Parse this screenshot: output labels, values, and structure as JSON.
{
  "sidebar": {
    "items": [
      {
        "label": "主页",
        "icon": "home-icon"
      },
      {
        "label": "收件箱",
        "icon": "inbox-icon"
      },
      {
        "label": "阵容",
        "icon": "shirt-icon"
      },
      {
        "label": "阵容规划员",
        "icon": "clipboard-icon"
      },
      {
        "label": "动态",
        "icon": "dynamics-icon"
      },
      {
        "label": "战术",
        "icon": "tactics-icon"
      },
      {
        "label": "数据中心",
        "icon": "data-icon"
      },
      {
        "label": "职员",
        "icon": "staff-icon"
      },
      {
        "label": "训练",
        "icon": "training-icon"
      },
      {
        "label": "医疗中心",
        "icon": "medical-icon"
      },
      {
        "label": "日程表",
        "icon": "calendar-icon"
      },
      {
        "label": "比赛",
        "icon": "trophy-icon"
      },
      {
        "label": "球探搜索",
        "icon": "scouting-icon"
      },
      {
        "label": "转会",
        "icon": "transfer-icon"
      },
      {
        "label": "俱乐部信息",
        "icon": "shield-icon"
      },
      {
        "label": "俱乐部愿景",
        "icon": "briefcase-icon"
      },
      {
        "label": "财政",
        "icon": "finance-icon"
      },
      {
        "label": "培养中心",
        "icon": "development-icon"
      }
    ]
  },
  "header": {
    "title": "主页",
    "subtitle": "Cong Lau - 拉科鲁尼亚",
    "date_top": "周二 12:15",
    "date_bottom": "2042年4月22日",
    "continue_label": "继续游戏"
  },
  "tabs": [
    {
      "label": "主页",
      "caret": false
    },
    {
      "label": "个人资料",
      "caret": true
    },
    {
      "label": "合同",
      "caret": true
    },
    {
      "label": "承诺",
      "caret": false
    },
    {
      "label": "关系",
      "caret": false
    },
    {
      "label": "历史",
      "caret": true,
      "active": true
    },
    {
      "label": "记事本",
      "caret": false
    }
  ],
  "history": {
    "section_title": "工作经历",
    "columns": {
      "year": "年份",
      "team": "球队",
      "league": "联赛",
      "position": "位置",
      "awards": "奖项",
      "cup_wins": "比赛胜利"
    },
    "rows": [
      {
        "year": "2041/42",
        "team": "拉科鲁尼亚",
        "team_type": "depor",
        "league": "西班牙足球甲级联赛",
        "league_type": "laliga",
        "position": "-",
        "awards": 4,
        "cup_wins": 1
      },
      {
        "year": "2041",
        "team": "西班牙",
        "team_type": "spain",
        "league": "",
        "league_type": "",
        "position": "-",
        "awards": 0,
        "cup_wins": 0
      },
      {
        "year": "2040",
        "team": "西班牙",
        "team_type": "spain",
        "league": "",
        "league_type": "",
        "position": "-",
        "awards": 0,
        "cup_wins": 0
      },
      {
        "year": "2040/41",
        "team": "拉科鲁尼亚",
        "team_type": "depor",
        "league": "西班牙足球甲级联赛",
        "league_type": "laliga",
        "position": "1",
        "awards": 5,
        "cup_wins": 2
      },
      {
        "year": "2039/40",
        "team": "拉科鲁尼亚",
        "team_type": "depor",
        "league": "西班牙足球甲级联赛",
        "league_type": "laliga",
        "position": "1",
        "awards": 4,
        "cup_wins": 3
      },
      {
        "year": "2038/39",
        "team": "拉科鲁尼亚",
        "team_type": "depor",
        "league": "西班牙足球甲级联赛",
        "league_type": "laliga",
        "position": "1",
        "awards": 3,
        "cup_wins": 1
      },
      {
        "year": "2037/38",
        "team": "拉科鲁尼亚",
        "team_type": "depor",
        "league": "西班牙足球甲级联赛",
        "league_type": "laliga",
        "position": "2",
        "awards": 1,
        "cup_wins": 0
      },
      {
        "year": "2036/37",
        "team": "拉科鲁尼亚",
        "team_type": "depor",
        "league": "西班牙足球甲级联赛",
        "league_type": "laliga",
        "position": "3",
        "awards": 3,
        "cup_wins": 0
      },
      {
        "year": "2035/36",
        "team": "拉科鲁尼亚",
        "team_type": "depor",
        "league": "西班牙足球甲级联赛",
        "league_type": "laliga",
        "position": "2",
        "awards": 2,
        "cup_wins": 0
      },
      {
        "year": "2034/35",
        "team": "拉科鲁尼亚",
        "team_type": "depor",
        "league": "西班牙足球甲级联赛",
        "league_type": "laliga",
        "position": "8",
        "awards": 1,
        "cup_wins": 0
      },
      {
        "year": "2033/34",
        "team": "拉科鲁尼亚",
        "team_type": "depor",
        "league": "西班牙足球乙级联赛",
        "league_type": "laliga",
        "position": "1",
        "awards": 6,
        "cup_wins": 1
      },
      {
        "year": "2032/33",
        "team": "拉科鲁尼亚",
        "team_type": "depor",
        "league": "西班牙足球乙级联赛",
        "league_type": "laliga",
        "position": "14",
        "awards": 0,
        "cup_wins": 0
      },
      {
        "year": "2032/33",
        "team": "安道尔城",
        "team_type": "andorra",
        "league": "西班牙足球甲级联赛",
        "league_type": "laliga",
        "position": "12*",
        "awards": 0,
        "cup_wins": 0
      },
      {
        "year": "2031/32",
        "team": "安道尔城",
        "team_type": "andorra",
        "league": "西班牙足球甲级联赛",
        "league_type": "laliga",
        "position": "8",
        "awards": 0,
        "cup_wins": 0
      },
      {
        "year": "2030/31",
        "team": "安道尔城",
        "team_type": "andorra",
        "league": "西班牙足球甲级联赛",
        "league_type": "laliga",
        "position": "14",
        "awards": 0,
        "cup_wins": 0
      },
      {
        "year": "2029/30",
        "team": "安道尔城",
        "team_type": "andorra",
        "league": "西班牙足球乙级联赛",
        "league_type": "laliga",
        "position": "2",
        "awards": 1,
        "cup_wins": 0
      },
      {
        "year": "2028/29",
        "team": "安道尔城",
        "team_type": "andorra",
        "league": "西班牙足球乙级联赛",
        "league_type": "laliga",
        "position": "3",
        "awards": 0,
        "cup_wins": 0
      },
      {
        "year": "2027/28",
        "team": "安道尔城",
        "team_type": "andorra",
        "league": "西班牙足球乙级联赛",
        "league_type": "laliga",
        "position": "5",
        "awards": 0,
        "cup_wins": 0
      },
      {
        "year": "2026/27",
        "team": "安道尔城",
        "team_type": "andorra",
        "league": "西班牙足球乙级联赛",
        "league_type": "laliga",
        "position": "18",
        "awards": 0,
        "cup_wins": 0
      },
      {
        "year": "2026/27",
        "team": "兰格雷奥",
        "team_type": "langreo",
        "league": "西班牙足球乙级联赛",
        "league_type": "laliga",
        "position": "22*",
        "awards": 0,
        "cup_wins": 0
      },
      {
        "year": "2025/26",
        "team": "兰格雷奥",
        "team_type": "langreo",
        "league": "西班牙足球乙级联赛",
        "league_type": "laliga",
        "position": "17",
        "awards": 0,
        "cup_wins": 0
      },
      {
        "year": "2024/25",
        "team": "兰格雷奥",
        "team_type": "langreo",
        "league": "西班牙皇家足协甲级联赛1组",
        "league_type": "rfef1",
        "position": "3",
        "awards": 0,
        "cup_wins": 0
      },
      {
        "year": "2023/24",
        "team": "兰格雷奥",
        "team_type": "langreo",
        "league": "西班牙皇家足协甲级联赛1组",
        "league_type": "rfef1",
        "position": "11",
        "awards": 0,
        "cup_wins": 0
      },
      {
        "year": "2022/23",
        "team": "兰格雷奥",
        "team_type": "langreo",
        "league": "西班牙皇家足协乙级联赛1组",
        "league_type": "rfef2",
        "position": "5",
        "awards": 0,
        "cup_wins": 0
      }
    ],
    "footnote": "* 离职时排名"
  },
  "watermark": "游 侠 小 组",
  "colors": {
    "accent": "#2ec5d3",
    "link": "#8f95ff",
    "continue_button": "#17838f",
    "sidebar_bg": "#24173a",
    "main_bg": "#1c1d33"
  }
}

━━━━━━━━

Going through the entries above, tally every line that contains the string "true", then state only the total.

4